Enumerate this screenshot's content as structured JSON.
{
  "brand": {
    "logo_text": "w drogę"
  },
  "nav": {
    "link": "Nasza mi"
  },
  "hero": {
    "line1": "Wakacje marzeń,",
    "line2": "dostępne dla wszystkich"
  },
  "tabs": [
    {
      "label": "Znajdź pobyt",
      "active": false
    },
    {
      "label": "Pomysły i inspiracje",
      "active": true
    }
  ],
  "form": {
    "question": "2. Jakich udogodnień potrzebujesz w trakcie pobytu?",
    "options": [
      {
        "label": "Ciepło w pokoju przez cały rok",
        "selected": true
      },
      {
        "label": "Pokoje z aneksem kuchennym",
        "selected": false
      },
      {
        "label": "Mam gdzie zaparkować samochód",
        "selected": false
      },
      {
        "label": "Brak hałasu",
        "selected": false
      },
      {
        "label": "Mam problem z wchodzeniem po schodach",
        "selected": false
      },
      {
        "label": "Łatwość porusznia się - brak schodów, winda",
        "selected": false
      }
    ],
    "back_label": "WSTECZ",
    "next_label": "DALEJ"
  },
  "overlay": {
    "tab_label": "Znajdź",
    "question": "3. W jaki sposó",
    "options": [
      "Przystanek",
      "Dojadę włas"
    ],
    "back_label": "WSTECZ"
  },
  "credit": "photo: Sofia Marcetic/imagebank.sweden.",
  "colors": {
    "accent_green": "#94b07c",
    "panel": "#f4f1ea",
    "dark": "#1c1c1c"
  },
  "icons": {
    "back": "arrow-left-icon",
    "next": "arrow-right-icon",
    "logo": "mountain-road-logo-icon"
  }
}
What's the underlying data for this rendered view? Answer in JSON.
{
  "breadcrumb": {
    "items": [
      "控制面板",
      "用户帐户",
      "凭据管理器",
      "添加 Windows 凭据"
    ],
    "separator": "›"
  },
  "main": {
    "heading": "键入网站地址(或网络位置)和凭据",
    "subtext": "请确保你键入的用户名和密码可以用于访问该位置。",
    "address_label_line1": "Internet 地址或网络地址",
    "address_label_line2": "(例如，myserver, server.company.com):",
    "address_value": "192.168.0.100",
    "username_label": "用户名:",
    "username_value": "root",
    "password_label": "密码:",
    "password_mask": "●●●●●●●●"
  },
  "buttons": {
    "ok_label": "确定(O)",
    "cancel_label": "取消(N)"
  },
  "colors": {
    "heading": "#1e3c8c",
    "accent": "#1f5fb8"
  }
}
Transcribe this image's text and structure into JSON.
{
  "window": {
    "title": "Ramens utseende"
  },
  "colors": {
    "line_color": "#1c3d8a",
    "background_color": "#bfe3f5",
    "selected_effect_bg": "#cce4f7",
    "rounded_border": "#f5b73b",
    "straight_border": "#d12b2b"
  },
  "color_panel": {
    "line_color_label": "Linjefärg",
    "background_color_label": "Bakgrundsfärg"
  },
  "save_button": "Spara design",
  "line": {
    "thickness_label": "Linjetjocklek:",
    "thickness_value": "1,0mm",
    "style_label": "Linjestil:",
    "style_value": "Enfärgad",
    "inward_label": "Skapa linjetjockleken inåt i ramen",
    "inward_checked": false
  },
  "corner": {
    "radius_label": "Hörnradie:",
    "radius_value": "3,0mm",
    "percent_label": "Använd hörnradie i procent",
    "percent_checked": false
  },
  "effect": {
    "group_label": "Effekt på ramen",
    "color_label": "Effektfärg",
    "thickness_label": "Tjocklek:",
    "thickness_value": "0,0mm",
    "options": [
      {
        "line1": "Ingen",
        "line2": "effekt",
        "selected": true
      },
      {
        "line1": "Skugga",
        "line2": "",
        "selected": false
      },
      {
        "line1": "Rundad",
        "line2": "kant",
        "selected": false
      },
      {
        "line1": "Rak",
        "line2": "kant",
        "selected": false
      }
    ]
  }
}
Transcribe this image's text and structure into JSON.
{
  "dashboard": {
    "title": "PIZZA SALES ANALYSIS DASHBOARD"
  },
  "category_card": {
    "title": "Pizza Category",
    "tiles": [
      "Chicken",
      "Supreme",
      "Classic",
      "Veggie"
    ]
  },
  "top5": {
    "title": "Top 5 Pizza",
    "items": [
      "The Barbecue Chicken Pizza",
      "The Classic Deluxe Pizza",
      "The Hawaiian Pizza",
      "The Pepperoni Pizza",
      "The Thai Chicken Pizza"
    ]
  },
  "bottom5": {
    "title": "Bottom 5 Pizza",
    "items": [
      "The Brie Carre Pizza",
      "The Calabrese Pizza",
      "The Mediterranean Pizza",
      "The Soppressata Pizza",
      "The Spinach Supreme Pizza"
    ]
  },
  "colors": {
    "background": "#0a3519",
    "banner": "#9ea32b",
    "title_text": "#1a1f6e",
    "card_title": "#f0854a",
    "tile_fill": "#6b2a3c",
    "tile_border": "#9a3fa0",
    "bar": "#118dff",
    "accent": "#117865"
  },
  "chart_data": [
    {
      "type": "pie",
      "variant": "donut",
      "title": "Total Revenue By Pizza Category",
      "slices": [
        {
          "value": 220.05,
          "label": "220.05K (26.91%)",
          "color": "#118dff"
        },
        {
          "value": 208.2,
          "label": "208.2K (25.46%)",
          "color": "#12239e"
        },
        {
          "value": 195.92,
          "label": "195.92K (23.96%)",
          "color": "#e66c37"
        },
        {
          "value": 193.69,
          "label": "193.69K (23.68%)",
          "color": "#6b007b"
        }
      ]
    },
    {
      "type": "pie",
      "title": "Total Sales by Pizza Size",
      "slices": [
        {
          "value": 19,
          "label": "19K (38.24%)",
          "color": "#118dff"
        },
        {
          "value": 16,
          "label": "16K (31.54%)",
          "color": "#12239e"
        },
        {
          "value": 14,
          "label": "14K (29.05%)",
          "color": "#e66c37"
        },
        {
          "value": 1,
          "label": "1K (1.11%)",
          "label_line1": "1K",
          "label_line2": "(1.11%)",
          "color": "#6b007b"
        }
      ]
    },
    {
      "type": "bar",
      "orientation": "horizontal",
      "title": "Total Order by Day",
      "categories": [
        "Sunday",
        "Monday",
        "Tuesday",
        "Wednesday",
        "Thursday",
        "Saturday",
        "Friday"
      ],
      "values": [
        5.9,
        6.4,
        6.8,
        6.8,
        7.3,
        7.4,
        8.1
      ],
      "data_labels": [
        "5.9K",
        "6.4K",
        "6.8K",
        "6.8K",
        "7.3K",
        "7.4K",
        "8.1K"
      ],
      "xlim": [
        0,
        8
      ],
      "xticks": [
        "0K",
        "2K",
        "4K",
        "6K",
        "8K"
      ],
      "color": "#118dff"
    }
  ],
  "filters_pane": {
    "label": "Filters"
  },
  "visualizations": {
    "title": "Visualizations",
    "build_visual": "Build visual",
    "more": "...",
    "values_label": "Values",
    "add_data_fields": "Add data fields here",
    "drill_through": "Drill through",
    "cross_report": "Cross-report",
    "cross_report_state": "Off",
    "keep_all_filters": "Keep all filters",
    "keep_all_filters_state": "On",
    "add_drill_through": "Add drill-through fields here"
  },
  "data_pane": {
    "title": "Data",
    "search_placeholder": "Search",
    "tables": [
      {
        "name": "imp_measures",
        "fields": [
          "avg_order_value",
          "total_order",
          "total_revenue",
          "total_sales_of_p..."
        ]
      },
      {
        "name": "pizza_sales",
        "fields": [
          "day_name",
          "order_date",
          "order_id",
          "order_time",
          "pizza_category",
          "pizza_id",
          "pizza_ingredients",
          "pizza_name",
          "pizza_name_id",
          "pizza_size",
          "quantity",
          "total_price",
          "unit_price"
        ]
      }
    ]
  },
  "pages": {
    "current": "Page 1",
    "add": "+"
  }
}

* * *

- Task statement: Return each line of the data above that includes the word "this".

- Response box:
Enumerate this screenshot's content as structured JSON.
What's the underlying data for this rendered view? Answer in JSON.
Transcribe this image's text and structure into JSON.
Transcribe this image's text and structure into JSON.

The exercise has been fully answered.